=== Begin Enclosure ===
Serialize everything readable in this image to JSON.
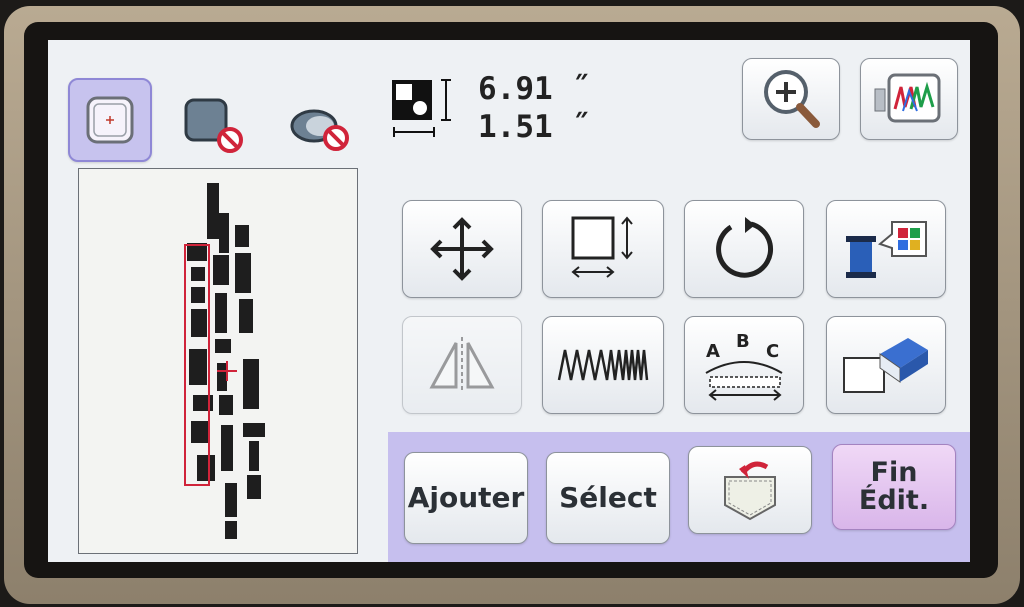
{
  "dimensions": {
    "width": "6.91 ̋",
    "height": "1.51 ̋"
  },
  "buttons": {
    "add": "Ajouter",
    "select": "Sélect",
    "end_edit_line1": "Fin",
    "end_edit_line2": "Édit."
  },
  "icons": {
    "frame_select": "embroidery-frame-icon",
    "no_border": "no-shape-icon",
    "no_oval": "no-oval-icon",
    "pattern_size": "pattern-size-icon",
    "zoom": "zoom-in-icon",
    "stitch_preview": "stitch-preview-icon",
    "move": "move-icon",
    "resize": "resize-icon",
    "rotate": "rotate-icon",
    "thread_color": "thread-color-icon",
    "mirror": "mirror-icon",
    "density": "density-icon",
    "array": "curved-text-icon",
    "border": "border-eraser-icon",
    "pocket": "pocket-icon"
  },
  "colors": {
    "selected": "#c7c3ee",
    "bottom_bar": "#c6bfee",
    "accent_red": "#d0243a"
  }
}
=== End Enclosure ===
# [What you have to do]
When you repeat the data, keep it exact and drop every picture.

# [Response]
Serialize everything readable in this image to JSON.
{
  "dimensions": {
    "width": "6.91 ̋",
    "height": "1.51 ̋"
  },
  "buttons": {
    "add": "Ajouter",
    "select": "Sélect",
    "end_edit_line1": "Fin",
    "end_edit_line2": "Édit."
  },
  "icons": {
    "frame_select": "embroidery-frame-icon",
    "no_border": "no-shape-icon",
    "no_oval": "no-oval-icon",
    "pattern_size": "pattern-size-icon",
    "zoom": "zoom-in-icon",
    "stitch_preview": "stitch-preview-icon",
    "move": "move-icon",
    "resize": "resize-icon",
    "rotate": "rotate-icon",
    "thread_color": "thread-color-icon",
    "mirror": "mirror-icon",
    "density": "density-icon",
    "array": "curved-text-icon",
    "border": "border-eraser-icon",
    "pocket": "pocket-icon"
  },
  "colors": {
    "selected": "#c7c3ee",
    "bottom_bar": "#c6bfee",
    "accent_red": "#d0243a"
  }
}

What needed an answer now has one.